I’m co-presenting a workshop on humanist LGBTQ activism with my friends Diane and Ashton at this year’s Creating Change conference. This will be my second time attending and presenting at the conference, and I’m looking forward to seeing all my LGBTQ activist friends again. Creating Change was the first conference I ever attended without having to explain either my sexual orientation or gender identity to anyone; the only question about my gender was, “What are your pronouns?” Unfortunately, going back to Creating Change also means revisiting the #CancelPinkwashing controversy.
During the 2016 Creating Change conference in Chicago, a protest erupted in response to the conference’s inclusion of the pro-Zionist LGBTQ rights group A Wider Bridge. According to the Electronic Infada, Alex Shams and several other Palestine solidarity activists “attempted to gain access to the room where a reception for... A Wider Bridge was being held.” The reception was shut down, and many activists marched through the hotels where the conference was being held to protest pinkwashing, which, according to Palestine solidarity activists, is when Israel uses “LGBTQ issues to distract from Israel’s occupation and abuses of Palestinians.” Many activists documented the protest by posting pictures and videos from the protest on social media using the hashtag #CancelPinkwashing.

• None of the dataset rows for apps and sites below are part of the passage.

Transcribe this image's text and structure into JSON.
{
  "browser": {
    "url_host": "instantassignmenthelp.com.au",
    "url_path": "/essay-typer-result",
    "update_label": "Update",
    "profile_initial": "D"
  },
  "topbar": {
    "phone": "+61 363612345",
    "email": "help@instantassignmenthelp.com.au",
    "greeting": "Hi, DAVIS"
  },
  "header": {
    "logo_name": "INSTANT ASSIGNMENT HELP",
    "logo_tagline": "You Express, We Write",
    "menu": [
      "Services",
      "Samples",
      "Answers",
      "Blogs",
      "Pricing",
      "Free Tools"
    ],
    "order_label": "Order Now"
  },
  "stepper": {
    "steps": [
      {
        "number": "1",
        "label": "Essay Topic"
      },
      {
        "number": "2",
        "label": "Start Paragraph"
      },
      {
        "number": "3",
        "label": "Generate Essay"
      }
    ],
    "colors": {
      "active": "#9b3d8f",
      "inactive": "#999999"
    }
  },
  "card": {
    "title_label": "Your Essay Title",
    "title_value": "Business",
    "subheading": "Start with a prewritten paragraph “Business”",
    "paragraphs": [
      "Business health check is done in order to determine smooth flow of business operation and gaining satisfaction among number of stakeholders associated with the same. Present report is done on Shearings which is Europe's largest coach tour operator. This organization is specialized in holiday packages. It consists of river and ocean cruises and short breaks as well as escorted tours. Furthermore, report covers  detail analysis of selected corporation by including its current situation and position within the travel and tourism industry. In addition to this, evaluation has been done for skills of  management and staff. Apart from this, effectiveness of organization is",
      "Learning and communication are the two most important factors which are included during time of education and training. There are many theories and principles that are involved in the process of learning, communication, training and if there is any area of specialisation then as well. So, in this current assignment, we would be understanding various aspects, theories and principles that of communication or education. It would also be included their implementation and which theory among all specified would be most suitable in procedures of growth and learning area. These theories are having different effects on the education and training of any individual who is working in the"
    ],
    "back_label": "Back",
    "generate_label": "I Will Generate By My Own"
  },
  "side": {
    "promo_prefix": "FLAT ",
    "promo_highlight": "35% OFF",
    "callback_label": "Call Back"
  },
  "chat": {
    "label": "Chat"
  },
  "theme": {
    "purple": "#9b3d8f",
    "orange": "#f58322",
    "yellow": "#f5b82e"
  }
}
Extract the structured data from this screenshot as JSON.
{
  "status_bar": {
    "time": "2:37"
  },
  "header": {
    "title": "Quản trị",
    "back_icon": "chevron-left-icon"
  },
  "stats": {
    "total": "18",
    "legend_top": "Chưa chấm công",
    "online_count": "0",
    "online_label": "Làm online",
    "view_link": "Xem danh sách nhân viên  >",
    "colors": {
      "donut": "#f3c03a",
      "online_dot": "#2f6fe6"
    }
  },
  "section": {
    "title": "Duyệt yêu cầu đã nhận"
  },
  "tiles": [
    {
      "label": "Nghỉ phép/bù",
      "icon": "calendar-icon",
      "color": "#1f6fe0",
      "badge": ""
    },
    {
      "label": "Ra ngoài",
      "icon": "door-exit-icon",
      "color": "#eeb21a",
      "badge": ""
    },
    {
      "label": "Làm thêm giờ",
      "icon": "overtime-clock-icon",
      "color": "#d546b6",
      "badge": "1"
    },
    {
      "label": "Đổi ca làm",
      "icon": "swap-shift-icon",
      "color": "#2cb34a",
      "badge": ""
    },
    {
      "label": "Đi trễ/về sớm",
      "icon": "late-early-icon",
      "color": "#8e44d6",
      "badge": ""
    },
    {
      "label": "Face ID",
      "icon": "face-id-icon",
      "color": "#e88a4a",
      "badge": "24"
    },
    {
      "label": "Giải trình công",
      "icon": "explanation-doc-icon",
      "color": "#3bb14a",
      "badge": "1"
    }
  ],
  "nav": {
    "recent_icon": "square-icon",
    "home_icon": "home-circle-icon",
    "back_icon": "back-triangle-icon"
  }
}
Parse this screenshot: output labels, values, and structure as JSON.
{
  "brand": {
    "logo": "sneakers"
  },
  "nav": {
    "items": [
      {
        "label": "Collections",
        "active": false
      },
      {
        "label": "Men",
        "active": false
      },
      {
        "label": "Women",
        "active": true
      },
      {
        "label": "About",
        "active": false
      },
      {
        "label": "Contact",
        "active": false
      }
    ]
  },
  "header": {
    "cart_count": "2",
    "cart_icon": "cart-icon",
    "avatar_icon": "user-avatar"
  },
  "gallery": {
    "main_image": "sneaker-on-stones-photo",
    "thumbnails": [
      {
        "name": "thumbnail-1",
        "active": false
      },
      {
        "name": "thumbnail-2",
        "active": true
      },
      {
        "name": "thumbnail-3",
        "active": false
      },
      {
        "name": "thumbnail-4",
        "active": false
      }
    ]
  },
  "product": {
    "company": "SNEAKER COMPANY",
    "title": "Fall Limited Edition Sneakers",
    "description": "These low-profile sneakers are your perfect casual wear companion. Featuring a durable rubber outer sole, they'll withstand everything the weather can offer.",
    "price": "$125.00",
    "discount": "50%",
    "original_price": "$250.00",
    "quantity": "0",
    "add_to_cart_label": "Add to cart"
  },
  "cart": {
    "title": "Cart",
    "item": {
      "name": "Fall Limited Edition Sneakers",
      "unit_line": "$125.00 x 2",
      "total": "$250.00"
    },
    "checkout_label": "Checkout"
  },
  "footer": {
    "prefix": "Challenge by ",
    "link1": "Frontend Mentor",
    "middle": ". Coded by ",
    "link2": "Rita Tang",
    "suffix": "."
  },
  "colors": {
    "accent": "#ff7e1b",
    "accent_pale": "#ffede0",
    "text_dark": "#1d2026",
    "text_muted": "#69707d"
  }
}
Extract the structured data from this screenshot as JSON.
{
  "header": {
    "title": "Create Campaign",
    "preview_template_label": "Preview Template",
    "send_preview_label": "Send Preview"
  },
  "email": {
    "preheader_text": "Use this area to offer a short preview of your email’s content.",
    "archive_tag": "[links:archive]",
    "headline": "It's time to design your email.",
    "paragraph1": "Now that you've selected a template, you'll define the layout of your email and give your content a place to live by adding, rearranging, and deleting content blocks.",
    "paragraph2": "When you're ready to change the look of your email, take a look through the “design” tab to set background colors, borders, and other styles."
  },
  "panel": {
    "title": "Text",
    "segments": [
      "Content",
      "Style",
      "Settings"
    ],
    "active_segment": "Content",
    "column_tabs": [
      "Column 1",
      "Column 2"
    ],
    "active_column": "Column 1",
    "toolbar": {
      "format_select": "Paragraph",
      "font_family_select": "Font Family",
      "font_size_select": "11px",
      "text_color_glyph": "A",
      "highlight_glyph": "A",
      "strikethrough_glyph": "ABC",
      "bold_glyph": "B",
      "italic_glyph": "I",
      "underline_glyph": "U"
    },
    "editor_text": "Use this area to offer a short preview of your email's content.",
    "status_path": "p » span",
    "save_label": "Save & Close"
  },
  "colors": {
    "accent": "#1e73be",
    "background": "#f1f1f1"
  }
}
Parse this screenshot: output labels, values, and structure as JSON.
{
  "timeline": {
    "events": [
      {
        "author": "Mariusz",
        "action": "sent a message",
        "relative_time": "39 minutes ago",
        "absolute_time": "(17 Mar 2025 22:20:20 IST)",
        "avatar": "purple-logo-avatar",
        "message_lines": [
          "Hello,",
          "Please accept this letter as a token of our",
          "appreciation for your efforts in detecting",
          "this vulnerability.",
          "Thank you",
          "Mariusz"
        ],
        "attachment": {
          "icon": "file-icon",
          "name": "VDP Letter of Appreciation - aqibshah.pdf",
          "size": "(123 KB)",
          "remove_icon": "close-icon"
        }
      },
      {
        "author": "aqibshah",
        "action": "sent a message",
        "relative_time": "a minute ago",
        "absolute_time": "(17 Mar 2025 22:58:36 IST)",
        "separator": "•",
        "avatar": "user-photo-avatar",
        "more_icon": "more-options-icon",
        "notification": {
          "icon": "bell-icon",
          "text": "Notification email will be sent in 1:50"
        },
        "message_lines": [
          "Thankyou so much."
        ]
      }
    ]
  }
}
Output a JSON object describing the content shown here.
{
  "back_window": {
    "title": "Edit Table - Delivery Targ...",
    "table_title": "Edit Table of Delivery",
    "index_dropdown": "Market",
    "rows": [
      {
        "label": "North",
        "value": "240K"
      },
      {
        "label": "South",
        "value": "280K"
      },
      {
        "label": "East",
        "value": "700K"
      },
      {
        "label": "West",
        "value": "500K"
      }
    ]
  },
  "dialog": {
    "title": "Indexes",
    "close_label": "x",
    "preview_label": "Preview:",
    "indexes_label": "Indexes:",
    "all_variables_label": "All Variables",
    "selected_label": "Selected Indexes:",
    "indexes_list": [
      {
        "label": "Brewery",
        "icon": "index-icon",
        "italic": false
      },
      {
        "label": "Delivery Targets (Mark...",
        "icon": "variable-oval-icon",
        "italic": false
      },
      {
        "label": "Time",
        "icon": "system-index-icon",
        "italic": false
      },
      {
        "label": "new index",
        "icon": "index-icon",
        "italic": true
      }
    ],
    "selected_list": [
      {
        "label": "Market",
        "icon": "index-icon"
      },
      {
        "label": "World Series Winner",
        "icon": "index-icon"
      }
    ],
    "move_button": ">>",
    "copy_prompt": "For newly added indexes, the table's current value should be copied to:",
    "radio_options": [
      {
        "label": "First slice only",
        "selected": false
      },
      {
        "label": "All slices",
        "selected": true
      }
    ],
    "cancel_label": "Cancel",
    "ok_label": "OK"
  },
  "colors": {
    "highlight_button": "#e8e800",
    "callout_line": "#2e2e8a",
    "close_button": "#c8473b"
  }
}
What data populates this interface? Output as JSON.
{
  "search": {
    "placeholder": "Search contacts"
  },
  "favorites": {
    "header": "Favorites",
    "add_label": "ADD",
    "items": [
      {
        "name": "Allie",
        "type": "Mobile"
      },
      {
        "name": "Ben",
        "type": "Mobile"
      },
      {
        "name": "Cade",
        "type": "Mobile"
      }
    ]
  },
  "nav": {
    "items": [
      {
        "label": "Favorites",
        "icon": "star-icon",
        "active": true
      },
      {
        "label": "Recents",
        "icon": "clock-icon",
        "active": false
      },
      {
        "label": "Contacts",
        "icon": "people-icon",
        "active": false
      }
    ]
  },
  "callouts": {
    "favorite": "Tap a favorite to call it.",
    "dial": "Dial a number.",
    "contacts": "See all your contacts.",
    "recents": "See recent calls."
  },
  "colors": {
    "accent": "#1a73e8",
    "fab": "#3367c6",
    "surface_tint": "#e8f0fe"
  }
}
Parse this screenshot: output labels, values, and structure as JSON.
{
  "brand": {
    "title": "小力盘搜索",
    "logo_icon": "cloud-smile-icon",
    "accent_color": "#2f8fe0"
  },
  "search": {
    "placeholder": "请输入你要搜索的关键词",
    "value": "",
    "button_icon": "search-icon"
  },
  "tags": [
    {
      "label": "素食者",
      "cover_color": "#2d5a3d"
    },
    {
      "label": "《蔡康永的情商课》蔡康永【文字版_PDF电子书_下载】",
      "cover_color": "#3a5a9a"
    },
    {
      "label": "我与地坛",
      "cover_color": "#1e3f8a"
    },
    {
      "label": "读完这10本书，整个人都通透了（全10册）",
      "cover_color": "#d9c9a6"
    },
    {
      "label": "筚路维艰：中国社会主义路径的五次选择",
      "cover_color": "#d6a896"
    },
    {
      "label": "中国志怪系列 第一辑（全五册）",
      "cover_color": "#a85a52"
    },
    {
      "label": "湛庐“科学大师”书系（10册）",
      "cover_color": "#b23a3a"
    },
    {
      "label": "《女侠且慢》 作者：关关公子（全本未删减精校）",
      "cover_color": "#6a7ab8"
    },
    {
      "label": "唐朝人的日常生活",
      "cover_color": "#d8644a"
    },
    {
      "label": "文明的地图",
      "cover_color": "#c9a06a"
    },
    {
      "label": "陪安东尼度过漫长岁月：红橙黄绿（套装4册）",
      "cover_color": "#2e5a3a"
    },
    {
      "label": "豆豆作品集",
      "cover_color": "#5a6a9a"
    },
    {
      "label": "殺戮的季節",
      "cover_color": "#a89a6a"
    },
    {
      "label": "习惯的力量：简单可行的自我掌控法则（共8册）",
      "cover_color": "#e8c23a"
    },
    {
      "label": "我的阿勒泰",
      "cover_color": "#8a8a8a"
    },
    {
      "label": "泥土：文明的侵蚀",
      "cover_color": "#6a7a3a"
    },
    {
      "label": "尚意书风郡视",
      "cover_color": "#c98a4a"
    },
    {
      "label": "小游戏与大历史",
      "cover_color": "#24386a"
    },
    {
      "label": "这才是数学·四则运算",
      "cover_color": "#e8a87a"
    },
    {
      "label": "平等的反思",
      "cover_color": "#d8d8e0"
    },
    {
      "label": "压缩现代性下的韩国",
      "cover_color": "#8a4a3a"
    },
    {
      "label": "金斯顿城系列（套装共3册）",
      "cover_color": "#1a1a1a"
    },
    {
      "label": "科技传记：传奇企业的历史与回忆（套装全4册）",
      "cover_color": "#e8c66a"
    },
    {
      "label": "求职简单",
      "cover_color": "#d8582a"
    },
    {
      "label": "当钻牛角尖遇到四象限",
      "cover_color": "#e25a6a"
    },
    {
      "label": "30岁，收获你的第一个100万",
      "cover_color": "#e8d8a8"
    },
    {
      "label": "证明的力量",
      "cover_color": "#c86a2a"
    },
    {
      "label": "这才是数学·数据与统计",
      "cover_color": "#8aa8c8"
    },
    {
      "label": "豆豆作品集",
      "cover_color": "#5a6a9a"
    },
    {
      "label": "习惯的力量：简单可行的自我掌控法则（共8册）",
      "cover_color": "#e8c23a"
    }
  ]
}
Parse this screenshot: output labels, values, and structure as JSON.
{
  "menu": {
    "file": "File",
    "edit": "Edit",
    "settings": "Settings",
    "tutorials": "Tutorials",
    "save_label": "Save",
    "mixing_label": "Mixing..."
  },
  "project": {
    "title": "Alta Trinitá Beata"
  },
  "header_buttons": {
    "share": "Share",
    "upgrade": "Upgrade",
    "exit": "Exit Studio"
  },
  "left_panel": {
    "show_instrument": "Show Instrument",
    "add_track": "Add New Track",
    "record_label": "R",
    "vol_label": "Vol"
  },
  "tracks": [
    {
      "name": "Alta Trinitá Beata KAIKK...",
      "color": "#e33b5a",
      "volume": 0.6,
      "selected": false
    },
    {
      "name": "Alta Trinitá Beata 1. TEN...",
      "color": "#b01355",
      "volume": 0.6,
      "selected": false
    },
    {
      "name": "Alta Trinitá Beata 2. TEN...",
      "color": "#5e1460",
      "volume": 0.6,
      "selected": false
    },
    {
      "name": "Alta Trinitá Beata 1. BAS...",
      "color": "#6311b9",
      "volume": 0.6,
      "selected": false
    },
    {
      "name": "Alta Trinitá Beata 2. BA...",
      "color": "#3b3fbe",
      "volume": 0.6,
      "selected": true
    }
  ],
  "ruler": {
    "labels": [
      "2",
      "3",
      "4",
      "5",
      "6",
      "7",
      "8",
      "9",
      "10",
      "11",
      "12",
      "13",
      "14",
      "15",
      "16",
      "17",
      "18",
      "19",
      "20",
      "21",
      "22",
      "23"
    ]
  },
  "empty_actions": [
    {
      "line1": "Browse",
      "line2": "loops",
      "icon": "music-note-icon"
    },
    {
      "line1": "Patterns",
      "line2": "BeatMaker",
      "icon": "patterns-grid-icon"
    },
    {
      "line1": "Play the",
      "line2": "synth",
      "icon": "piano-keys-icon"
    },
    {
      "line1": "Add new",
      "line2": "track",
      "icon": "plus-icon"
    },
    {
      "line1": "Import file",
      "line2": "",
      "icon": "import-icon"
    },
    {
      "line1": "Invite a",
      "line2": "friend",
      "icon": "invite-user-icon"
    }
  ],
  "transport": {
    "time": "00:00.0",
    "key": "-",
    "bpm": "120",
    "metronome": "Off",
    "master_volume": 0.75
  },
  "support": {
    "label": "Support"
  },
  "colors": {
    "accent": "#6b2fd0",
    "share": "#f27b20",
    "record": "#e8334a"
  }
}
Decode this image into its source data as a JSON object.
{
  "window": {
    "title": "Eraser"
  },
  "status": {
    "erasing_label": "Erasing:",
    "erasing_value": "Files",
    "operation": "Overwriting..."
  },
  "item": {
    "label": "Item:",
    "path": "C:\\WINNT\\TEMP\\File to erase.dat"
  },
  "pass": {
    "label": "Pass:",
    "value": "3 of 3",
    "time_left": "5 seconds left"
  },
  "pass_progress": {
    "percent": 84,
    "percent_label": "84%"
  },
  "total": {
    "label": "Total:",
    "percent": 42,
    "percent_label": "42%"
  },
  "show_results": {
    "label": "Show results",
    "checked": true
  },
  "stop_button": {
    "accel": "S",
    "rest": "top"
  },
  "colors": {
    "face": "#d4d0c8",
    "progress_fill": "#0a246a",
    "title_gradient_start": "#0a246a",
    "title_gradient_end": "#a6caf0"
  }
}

Despite the overwhelmingly peaceful protest, several saw the protest as anti-Semitic, and last year Creating Change rejected all workshop proposals about the Israel-Palestine conflict. This created a lot of tension during last year’s conference. Two “guerrilla sessions” about pinkwashing were held, which I didn’t attend. All I know is a pro-Zionist trans woman wearing an Israeli flag like a cape plopped down on the floor in the middle of these two sessions, tweeted that criticizing Israel’s politics is inherently anti-Semitic, and allegedly threatened to call the police on a black trans man.
Despite what The New York Times’ Bari Weiss and Bret Stephens might write, saying that Palestine has a right to self-determination doesn’t mean Israel doesn’t have the same right. Being against both Israel’s political policies and Hamas is not a contradiction. Even the pro-Israel organization J Street is vocally against the West Bank Occupation, and calls on the US government to denounce the illegal settlements.
I do agree with Weiss and Stephens that some criticisms of Israel are full of anti-semitic dog whistles. For example, there was the 2017 Chicago Dyke March where a gay pride flag with a Star of David on it was considered explicitly anti-Palestinian. Then there’s the recently elected Ilhan Omar who once tweeted, “Israel has hypnotized the world,” which makes me think of the Happy Merchant figure plotting for world domination. Roger Waters of Pink Floyd once compared the actions of the Israeli government to those of Nazi Germany.
This is why those of us on the Left need to do a better job talking about Israel in the aftermath of the Pittsburgh synagogue shooting. While there’s currently debate about whiteness and Ashkenazi Jews (I’ll let Rebecca Pierce and Chanda Prescod-Weinstein speak on that topic), the Alt-Right doesn’t care. They want to murder all Jews, regardless of whether they’re white or of color, so we gentile Leftists need to make it clear we stand in solidarity with Jewish people.
Sam Kriss of Vice UK wrote an article in 2016 that has some great suggestions. Don’t be like Waters and compare Israel’s political policies to Nazi Germany. Other suggestions include not saying, “Palestinians are Semites, too” whenever someone calls you out on anti-Semitism, and avoid the terms “The Jews” and “Zionist Media.”
It’s also important to note that Jewish people have a wide variety of opinions on Israel. Some say criticizing Israel’s political policies is inherently anti-Semitic, some are pro-Israel but anti-Occupation, and some are anti-Zionist. Holding all Jewish people accountable for Israel’s actions is just as bigoted as holding all black people accountable for Louis Farrakahn.
Such dialogues are possible. One day during last year’s conference, I was eating lunch in a hospitality suit with fellow bisexual activists, and the topic of the 2016 Chicago protest came up. Two activists at my table, Lorraine, and Lynette, started talking about how peaceful the protest was, and they were just against Zionism, not Jews. A young woman at the table named Sarah said, “I kind of consider myself a Zionist.” Tension fell upon the table. When asked for clarification, Sarah said she believes Israel has a right to exist because of the history of anti-Semitism throughout the world, but also made it clear she was against the West Bank Occupation. Lynette, Lorraine, and I agreed. Even though that conversation started out uneasy, we were able to talk about anti-Semitism and Israel in a productive way, and had a better understanding of each other in the end.